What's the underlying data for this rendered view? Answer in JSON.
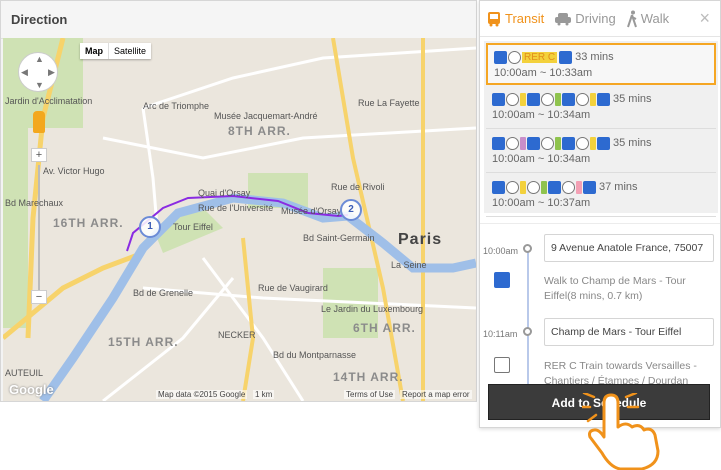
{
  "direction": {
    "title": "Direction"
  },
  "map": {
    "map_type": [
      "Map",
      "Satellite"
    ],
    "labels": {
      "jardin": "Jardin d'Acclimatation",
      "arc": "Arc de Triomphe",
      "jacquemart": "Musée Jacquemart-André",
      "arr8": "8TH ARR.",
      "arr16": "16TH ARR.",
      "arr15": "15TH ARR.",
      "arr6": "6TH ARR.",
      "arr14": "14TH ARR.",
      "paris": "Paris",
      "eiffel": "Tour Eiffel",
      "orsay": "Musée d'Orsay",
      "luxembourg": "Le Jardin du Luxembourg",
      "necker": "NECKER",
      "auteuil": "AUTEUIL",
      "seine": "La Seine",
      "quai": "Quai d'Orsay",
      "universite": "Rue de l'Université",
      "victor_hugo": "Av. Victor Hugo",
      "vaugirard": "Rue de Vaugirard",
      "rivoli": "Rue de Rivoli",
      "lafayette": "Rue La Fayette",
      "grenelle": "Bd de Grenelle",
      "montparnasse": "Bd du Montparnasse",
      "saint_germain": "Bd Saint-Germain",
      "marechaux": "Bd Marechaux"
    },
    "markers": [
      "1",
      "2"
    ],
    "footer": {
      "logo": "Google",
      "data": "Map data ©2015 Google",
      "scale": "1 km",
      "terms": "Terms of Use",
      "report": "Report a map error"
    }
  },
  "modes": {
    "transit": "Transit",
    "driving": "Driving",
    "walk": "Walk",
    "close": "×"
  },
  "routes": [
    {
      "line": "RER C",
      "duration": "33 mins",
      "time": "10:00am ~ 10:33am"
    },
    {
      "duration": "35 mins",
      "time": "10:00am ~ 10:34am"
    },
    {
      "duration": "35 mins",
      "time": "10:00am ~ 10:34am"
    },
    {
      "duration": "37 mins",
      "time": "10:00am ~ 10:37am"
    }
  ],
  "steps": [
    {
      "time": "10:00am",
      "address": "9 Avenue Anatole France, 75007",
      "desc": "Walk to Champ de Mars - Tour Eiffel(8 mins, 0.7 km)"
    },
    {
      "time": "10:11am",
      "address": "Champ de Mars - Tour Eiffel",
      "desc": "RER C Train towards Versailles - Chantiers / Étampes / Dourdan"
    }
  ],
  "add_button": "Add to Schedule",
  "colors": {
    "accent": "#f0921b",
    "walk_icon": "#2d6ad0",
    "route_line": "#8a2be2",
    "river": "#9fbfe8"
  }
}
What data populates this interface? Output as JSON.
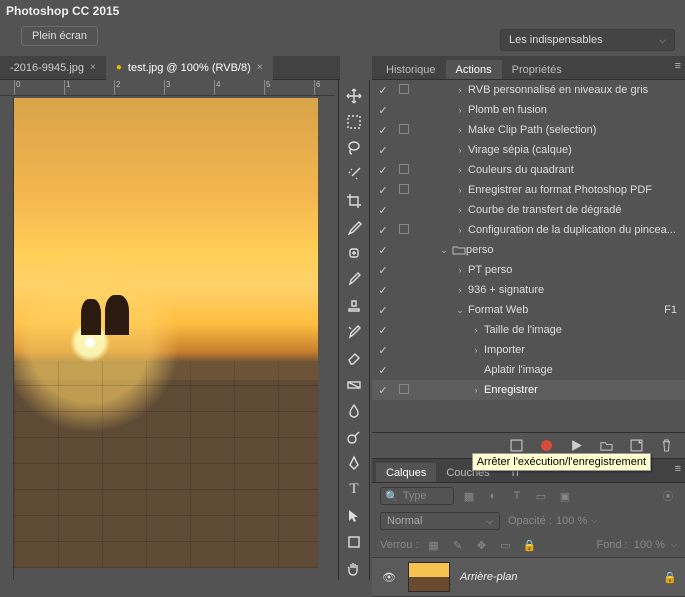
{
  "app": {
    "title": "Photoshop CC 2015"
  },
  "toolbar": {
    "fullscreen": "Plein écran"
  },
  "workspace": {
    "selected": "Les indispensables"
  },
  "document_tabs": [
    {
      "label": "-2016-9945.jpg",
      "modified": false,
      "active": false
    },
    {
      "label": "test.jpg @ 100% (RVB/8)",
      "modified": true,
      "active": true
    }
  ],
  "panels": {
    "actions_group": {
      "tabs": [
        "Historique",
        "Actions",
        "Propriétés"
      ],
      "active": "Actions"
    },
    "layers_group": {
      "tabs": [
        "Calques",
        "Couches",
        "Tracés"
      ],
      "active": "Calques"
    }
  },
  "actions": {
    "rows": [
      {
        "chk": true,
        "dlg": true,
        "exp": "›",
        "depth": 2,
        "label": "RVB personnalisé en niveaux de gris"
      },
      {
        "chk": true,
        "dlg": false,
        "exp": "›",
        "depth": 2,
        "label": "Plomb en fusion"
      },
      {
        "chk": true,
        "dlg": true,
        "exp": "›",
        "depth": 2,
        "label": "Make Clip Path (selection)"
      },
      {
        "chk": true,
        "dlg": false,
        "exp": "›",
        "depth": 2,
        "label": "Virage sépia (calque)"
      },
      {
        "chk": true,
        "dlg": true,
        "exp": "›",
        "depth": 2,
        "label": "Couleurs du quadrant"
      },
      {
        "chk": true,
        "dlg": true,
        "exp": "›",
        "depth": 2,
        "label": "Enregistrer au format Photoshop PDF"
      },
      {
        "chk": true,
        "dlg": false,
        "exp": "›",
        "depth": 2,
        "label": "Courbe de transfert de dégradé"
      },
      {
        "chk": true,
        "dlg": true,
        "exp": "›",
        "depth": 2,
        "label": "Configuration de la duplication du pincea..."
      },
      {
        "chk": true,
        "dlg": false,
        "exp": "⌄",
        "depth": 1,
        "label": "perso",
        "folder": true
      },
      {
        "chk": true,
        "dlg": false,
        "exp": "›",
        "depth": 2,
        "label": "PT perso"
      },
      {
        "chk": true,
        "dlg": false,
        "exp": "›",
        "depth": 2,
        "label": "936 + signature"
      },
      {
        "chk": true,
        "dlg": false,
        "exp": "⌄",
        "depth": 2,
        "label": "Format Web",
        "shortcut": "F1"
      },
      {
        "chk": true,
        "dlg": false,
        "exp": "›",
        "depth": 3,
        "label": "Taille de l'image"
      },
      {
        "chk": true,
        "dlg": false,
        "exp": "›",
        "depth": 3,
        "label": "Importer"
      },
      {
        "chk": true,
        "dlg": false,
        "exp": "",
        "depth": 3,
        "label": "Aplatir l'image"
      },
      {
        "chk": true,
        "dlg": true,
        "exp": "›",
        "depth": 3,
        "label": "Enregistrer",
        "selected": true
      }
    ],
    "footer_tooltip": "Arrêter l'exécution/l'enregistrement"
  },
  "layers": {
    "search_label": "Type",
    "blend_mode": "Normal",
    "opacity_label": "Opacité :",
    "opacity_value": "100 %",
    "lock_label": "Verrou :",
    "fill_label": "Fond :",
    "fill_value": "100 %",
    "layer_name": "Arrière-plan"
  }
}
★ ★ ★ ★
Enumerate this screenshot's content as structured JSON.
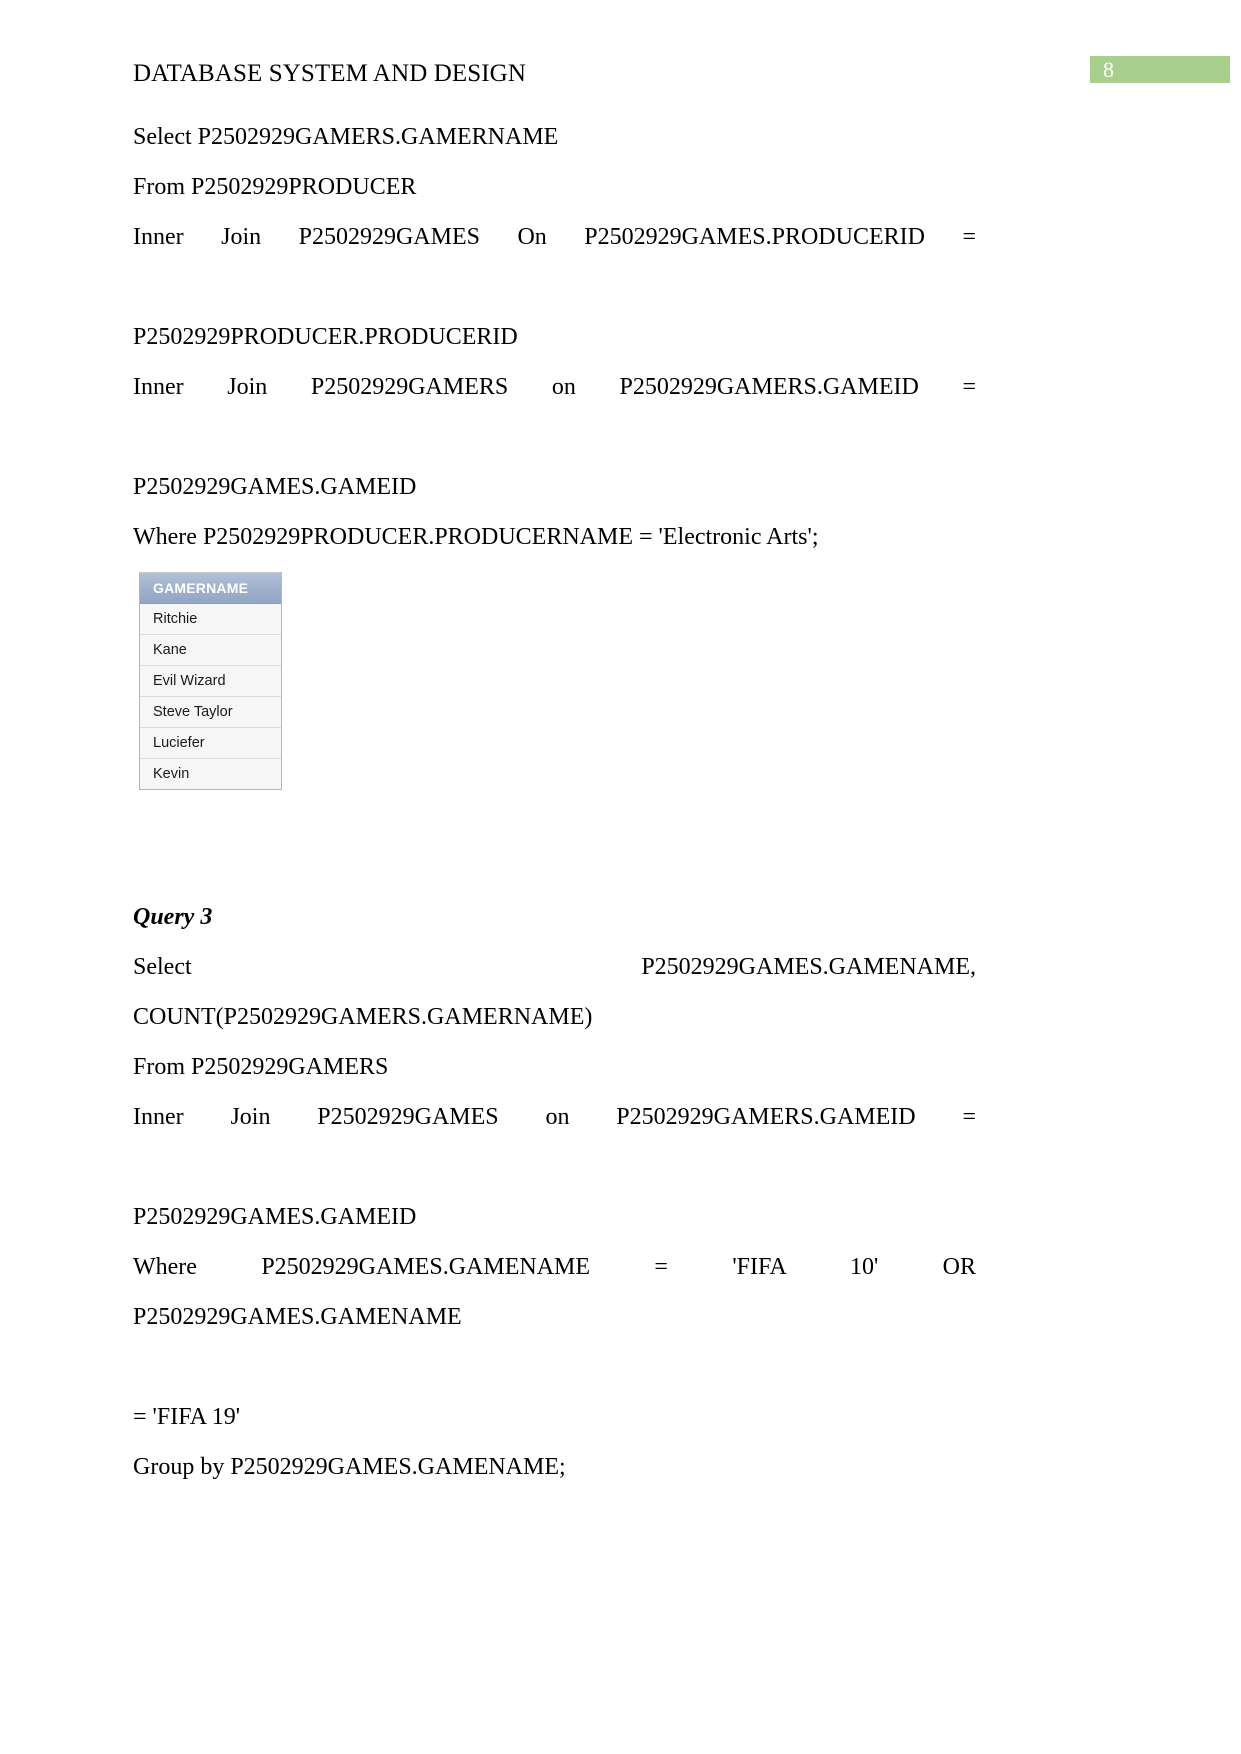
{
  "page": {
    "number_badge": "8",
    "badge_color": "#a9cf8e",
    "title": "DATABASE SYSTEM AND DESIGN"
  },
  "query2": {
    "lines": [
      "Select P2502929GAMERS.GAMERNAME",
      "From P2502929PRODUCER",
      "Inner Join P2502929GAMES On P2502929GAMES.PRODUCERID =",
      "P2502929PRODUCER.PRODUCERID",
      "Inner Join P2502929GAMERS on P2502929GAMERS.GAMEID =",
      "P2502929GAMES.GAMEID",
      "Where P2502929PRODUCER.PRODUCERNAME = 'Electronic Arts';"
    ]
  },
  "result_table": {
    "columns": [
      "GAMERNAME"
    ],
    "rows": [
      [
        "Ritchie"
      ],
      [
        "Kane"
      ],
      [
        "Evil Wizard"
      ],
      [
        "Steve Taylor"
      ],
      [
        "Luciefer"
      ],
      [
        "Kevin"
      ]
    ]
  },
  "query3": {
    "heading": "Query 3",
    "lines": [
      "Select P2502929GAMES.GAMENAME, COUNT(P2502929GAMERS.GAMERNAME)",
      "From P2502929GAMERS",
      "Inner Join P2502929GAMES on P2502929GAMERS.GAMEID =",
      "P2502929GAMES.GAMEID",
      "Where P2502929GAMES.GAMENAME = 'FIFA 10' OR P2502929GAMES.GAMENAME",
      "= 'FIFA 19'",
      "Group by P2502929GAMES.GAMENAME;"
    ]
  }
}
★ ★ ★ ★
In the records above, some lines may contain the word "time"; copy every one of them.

▶ [Task output]:
      "time": "10:00am ~ 10:33am"
      "time": "10:00am ~ 10:34am"
      "time": "10:00am ~ 10:34am"
      "time": "10:00am ~ 10:37am"
      "time": "10:00am",
      "time": "10:11am",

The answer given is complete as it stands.